- Agree demand scenarios and target water quality
- Assess the reliability of the SEO feedwater flows and assess SEO water quality
- Develop a suitable concept to extract water from the SEO and the treatment process to achieve the water quality requirements
- Determine the most feasible route alignment from the SRP to Arthurs Seat Road storage tank
- Undertake scenario modelling for network sizing
The outputs of the project included:
- Feasibility level design and costing for three water quality scenarios
- Financial analysis of each scenario including capital and operating costs, net present costs (NPC) and levelised costs ($/ML)
- Engagement with Melbourne Water on the use of their key assets (SEO and land) and potential changes to SEO water quality
Economic Assessment Commenced – June 2021
For the final phase of the Feasibility Study, Jacobs has been engaged to conduct an Economic Assessment of the project, based on Technical Feasibility Assessment. Hinterland landholders, farmers and potential user groups will again be engaged in this consultation. Highlights of the assessment include Investment Logic Mapping, SWOT of opportunities, an economic and financial evaluation framework and cost-benefit analysis. It is anticipated that the Economic Assessment will be completed by October 2021.

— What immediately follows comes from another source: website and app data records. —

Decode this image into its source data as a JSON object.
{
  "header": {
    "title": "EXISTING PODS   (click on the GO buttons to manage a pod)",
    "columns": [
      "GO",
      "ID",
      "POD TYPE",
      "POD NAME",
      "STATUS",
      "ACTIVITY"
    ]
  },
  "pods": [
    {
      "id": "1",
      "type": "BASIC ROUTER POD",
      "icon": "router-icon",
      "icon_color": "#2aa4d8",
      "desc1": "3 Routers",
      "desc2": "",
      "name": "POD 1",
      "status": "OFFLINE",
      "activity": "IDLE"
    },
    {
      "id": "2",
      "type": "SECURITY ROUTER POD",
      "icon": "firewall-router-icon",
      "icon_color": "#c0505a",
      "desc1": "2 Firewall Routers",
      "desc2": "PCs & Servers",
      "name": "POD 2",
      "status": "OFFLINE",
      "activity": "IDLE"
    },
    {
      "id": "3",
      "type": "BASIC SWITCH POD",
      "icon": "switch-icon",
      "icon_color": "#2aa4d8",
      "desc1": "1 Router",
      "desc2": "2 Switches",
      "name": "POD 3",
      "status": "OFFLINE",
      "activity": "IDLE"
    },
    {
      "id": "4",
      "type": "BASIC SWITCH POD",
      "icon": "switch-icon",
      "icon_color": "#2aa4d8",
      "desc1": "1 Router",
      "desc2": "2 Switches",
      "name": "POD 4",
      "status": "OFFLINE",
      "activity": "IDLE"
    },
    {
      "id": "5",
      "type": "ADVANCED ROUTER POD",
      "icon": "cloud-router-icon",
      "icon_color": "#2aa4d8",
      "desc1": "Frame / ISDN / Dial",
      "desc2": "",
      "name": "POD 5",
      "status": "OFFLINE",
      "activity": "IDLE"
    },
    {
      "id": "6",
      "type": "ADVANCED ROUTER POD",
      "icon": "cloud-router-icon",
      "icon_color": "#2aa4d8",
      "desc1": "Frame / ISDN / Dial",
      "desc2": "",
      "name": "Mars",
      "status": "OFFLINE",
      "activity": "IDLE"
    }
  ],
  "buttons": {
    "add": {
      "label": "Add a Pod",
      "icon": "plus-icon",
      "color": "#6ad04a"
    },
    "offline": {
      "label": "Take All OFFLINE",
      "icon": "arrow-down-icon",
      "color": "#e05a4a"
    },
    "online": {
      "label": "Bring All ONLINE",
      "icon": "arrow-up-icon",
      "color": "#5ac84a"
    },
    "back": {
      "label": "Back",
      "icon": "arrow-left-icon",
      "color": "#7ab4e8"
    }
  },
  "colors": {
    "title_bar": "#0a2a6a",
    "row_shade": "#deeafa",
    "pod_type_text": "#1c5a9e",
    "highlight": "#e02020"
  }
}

Why get involved?
This is an important project for the hinterland region. It will ensure a sustainable future for the community and support the growth of agriculture and complementary industries, creating more jobs and increasing food production. The scheme will also ensure thriving and liveable hinterland communities by providing an alternative water source to irrigate sports fields and parks, as well as safeguarding the region from the impacts of climate change.
What is the quality of the recycled water?
The high quality alternate water is described as “Class A” recycled water as regulated by the Environmental Protection Authority and Department of Health and Human Services to ensure that the water is fit for use and does not pose a health risk. Class A recycled water is one of the highest grades of recycled water in Victoria and can be used to irrigate a range of food crops that are consumed raw such as carrots and leafy greens. You can find more information on the Victorian Government’s health website: www2.health.vic.gov.au/public-health/water/ alternative-water-supplies/class-a-recycled-reclaimed-water
How to get in touch
For more information about recycled water and its uses: southeastwater.com.au/recycledwater